President Trump has made no secret of his hostility to environmental protection. He has hired a man who sued the EPA multiple times to run the agency, proposed cutting its budget by 30 percent, called climate change a Chinese hoax, and has promised to bring back the coal industry.
Environmental groups are now looking for ways to influence, moderate, or oppose the new administration.
The D&R Greenway and Green Hour Radio will host a discussion among three experts on the implications of the Trump administration for the environment. The talk, “Framing the Future: Seeking Solutions to Environmental Challenges, with “What the New Administration Means for the Environment” will take place Wednesday, April 12, at 6:30 p.m. at the D&R Greenway’s Johnson Education Center, One Preservation Place, Princeton.
Panelists include Rob Goldston, former director of the Princeton Plasma Physics Laboratory; Nicky Sheats, director of the Center for the Urban Environment at the John S. Watson Institute for Public Policy at Thomas Edison State University; and Smita Brunnermeier, environmental economist at the Woodrow Wilson School of Public and International Affairs at Princeton University. Tickets are free. For more information, call 609-924-4646 or visit www.drgreenway.org.
Linda Mead, president & CEO of D&R Greenway Land Trust, says D&R Greenway is committed to long-term actions that protect our environment. “We are in it for the long run. Land preservation is forever, but there are tipping points beyond which we cannot go without serious impact,” she says.
The discussion will focus on key priorities, including pipelines and land preservation, the effective functioning of the EPA, environmental justice and climate change. Checks and balances, and local and regional actions that might influence the administration’s agenda, will be examined.
“A lot of us are worried about what will happen with a president who denies human-induced climate change and who has appointed somebody to lead the EPA who seems intent on destroying it,” says the Green Hour’s Gery Juleff, who will moderate the discussion.“With this discussion, we hope to learn what active steps we can take to help preserve our planet for the future.”
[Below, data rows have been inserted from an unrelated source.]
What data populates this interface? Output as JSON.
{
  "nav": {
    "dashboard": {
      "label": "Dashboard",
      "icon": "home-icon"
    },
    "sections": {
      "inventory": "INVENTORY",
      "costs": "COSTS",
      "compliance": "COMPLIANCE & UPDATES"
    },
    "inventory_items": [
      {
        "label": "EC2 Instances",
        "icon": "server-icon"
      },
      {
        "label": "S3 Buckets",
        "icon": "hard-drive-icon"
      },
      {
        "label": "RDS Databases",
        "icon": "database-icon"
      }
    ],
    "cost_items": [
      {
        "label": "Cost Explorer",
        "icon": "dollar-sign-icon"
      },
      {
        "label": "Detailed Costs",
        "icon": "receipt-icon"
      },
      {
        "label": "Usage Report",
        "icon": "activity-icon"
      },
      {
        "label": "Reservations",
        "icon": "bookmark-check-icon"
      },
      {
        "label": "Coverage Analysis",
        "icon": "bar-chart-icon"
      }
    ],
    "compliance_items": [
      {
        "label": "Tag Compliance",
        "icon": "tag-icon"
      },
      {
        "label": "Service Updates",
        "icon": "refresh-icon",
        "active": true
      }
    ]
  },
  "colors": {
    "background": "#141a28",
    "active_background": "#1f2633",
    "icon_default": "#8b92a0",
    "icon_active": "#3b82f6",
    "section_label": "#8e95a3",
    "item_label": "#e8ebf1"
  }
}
Rob Goldston is former director of Princeton Plasma Physics Laboratory and is a professor of astrophysical sciences at Princeton. Goldston was recently named one of the “Leading Global Thinkers” by Foreign Policy magazine and is an active member of the Princeton Ridge Coalition, dedicated to protecting the Princeton Ridge and the residents of Princeton from the Transco pipeline.
Nicky Sheats is director of the Center for the Urban Environment at the John S. Watson Institute for Public Policy at Thomas Edison State University. Sheats has defined the primary mission of the Center for the Urban Environment as providing support for New Jersey’s environmental justice community.
As an environmental economist at the Woodrow Wilson School of Public and International Affairs, Smita Brunnermeier analyzes the policy causes and consequences of interactions between human or corporate behavior and environmental services. She is keenly interested in issues at the intersection of economic development and environmental protection.